● EXERCISE
Copy each line of the material below that includes the string "street".

Start of Block

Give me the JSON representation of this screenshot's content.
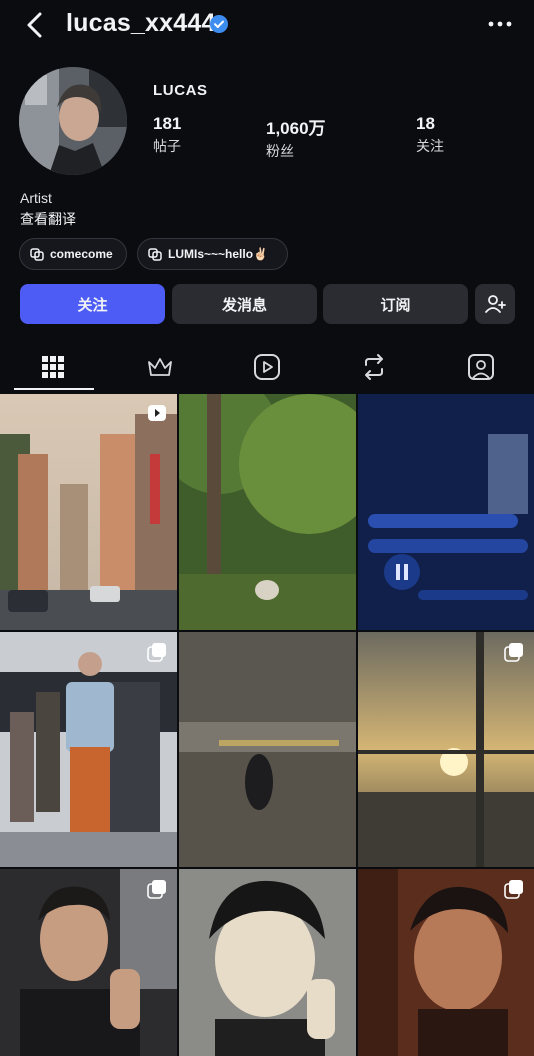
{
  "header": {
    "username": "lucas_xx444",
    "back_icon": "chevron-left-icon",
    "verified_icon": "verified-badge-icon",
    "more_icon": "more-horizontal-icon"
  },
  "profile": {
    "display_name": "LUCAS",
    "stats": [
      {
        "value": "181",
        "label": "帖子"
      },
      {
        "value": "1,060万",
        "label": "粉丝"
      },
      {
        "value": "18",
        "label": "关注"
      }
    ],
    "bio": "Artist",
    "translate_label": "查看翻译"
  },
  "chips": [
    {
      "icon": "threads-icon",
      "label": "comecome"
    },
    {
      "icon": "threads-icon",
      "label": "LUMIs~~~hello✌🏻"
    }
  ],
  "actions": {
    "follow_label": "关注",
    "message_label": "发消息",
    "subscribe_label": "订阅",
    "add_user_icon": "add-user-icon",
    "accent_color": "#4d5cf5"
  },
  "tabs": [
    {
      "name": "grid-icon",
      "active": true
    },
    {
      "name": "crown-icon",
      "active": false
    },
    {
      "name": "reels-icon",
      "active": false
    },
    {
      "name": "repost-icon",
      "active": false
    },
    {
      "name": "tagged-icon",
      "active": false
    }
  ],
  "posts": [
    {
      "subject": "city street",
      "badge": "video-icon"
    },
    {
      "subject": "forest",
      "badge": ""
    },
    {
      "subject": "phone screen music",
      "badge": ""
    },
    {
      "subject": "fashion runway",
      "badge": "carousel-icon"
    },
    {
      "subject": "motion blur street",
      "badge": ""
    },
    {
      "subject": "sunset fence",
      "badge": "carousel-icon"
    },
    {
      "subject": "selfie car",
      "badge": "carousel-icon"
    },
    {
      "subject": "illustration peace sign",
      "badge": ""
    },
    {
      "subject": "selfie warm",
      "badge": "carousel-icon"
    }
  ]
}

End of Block

● SOLUTION TO THIS TASK
      "subject": "city street",
      "subject": "motion blur street",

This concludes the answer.